UFC 235: Jon Jones not ashamed after testing positive for banned substance
Jon Jones says he "has no shame" about traces of a banned substance being found in his system before his light-heavyweight title defence at UFC 235.
The American faces Anthony Smith at Las Vegas' T-Mobile Arena on Saturday.
Jones will be allowed to fight, with authorities believing the substance remains from a positive test for which he has already served a suspension.
"I am comfortable with the idea that it's going to be a part of my career," said Jones.
The 31-year-old was handed a 15-month backdated ban after testing positive for a banned substance before UFC 214 in July 2017, although the United States Anti-Doping Agency (Usada) found he "was not intentionally cheating".
In December, UFC moved a whole card from Las Vegas to Los Angeles at five days' notice after he tested positive for a tiny amount of the same metabolite and the Nevada State Athletic Commission (NSAC) said it did not have time to investigate.
The NSAC then confirmed on Thursday that two of five drug tests it subjected Jones to in the run-up to UFC 235 also returned positive tests.
However, it said Jones was "co-operative" and that there was no evidence the metabolite had been re-administered or would give him an "unfair advantage".
"I just wish fans would not just look at the headlines, click on the links and read and learn what's going on," added Jones.
"I am comfortable in this space. I've set myself free from any level of embarrassment, I have no shame.
"What makes me sleep at night is knowing I have submitted myself to every drug test, I am getting tested by three of the most powerful agencies in the world, I have never avoided a test."
Jones, who has been tested by the NSAC, Usada and the Voluntary Anti-Doping Agency, says he has learned of Major League Baseball players and other fighters in the UFC who have suffered the same problem.
"When I found out the last event was cancelled and switched, I broke down crying," added Jones, who beat Sweden's Alexander Gustafsson to claim the vacant title.

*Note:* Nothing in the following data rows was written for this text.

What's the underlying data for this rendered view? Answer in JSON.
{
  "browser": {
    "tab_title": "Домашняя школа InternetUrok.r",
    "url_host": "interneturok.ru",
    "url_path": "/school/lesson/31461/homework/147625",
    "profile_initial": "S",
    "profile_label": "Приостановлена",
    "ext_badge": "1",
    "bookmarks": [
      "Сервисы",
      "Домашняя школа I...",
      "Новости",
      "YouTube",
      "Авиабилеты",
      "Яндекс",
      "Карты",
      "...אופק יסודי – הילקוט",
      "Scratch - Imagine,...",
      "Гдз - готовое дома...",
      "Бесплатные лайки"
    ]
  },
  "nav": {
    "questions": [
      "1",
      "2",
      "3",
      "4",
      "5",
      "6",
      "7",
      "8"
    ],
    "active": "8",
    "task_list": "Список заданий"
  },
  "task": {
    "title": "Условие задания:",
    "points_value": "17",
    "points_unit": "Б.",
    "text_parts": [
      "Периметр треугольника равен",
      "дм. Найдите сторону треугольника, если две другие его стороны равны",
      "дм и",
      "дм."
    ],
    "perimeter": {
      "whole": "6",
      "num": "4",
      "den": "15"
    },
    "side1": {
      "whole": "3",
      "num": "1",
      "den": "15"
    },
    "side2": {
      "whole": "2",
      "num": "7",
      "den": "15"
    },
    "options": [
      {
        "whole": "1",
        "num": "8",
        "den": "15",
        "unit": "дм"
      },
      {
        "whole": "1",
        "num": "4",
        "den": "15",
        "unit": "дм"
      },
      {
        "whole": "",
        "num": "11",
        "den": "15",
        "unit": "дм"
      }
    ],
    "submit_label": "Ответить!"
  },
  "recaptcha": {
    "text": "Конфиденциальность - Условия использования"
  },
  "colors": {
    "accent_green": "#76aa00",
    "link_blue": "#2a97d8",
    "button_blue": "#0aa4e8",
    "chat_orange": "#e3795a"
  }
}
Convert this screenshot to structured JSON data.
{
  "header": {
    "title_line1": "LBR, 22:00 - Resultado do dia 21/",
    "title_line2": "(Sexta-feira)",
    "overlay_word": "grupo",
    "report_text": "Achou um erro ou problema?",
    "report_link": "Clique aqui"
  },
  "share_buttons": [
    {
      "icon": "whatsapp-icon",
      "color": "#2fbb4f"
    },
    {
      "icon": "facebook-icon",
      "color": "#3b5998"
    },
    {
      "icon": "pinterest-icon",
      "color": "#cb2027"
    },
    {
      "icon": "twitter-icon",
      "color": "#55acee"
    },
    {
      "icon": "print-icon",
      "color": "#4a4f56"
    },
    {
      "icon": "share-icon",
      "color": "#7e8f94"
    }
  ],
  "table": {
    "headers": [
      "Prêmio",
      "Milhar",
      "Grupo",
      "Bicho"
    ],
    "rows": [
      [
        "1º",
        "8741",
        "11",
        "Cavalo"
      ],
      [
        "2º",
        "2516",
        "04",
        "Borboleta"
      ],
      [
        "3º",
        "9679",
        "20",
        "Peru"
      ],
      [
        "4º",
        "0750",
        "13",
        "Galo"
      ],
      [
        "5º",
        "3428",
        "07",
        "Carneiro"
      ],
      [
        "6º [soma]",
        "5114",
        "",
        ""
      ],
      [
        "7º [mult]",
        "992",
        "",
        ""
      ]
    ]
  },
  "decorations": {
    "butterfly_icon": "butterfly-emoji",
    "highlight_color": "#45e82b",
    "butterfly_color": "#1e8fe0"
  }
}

"I just feel like the more I am accessible, the more data they'll understand and the more everybody will understand.
"Every time it's like an 'oh darn it' moment, but I am comfortable with the idea that it's going to be a part of my career and I don't know how long this is going to last.
"I am not going to allow anything to hurt me any more. I am not going to let it bend me or break me."